Accessibility, Inclusiveness, and WCAG
Accessibility affects all users, not just those with stereotypical disabilities. The extra work that may be required to ensure good accessibility in DNB applications and services will be worth it.
Remember - test for accessibility early in the design process.
WCAG (Web Content and Accessibility Guide)
The four main tenets of the WCAG 2.1 are:
Perceivable content must be readable.
Make sure there is enough contrast between background and text colors.
Larger text is generally more readable. Make sure text can easily be resized.
Images should have alt text.
For video, provide transcripts and captions for visual-heavy videos.
Do's / Don'ts
Don't use font sizes below 14px (0.875 em).
Avoid fixed pixel sizes - use relative sizing.
Never put the important text as part of an image.
All users should be able to get to all the pages and forms.
Users should be able to interact with what they need to:
- all other navigating and information retrieval
Keyboard navigation covers many use cases and contexts. Users who cannot see the position of the cursor on the screen, or who do not possess fine motor skills in their hands, often rely on the keyboard.
Keyboard shortcuts can increase task efficiency.
See 'Focus management' below for more on this topic.
Forms, navigation, and other essential components and actions should work on older browsers and devices. Styling comes second to content and accessibility.
The contents' intended meaning is easily understandable.
Use simple, honest, direct language.
This especially applies to the use of icons and symbols. What may be obvious to a designer or a user in one culture may not be so to another.
Back up icons and symbols with clear labels, captions, or subtitles.
Make content accessible from a wide variety of devices.
Semantic markup makes robust content that's accessible. Pay attention to the following:
- Semantic HTML tags
- Proper use of aria tags
- Logically ordering DOM elements
- Server-side rendering to ensure it's delivered properly
Responsive Design ensures that content can be viewed on a wide spectrum of display sizes. Responsive components and layout design should be planned from the beginning and not applied as an afterthought. Build prototypes early in code or design and begin testing their breakpoints sooner rather than later.
Where should the focus start on the first page init?
If there is a Skip-Link then this should focus first since the point of having it is to avoid having to go through blocks of material that are repeated on multiple pages. The order in which tabbed focus occurs is up to the UX designer if the Skip-Link link is bypassed. For example: Tab 1: Skip-Link Enter: Focus is applied to the main content
There are no fixed rules for the order of what becomes focusable after the Skip-Link link. It can be based on context for example:
If on index
- Tab 1: Skip-Link
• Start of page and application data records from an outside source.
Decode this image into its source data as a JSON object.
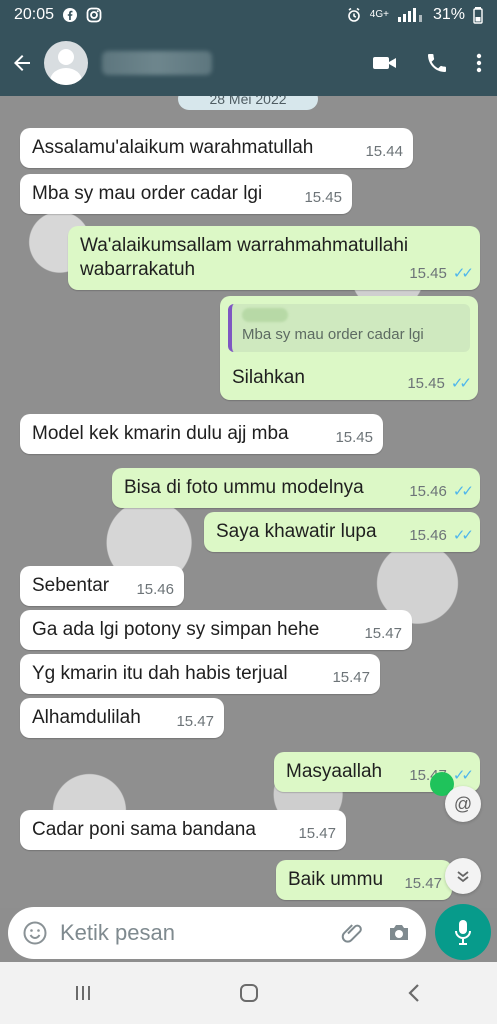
{
  "status": {
    "time": "20:05",
    "network": "4G+",
    "battery": "31%"
  },
  "chat": {
    "date_chip": "28 Mei 2022",
    "messages": [
      {
        "text": "Assalamu'alaikum warahmatullah",
        "time": "15.44"
      },
      {
        "text": "Mba sy mau order cadar lgi",
        "time": "15.45"
      },
      {
        "text": "Wa'alaikumsallam warrahmahmatullahi\nwabarrakatuh",
        "time": "15.45"
      },
      {
        "quote_text": "Mba sy mau order cadar lgi",
        "text": "Silahkan",
        "time": "15.45"
      },
      {
        "text": "Model kek kmarin dulu ajj mba",
        "time": "15.45"
      },
      {
        "text": "Bisa di foto ummu modelnya",
        "time": "15.46"
      },
      {
        "text": "Saya khawatir lupa",
        "time": "15.46"
      },
      {
        "text": "Sebentar",
        "time": "15.46"
      },
      {
        "text": "Ga ada lgi potony sy simpan hehe",
        "time": "15.47"
      },
      {
        "text": "Yg kmarin itu dah habis terjual",
        "time": "15.47"
      },
      {
        "text": "Alhamdulilah",
        "time": "15.47"
      },
      {
        "text": "Masyaallah",
        "time": "15.47"
      },
      {
        "text": "Cadar poni sama bandana",
        "time": "15.47"
      },
      {
        "text": "Baik ummu",
        "time": "15.47"
      }
    ]
  },
  "composer": {
    "placeholder": "Ketik pesan"
  },
  "icons": {
    "back": "back-arrow-icon",
    "video": "video-call-icon",
    "call": "phone-call-icon",
    "menu": "more-options-icon",
    "emoji": "emoji-icon",
    "attach": "attach-icon",
    "camera": "camera-icon",
    "mic": "microphone-icon"
  },
  "colors": {
    "header": "#36525c",
    "incoming": "#ffffff",
    "outgoing": "#dcf8c6",
    "accent": "#079b8b"
  }
}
- Tab 2: First link in the main menu or main menu button or search field
If not on index
- Tab 1: Skip-Link
- Tab 2: Logo with link to the homepage
- Tab 3: First link in the main menu or main menu button or search field
Or, it can be based on user needs. For example, it may be more beneficial for a search field to be in focus rather than the main menu.
Is a Skip Link required?
Again, this is dependent on both content, context, and user needs which ultimately affect the user experience. If there are blocks of repeating content on multiple pages then it may improve user experience to add a Skip-Link. It is not a requirement to have a Skip-Link but an asset.
Accessibility checklist for designers
Check out the Accessibility checklist for designers for the most important features in accessibility.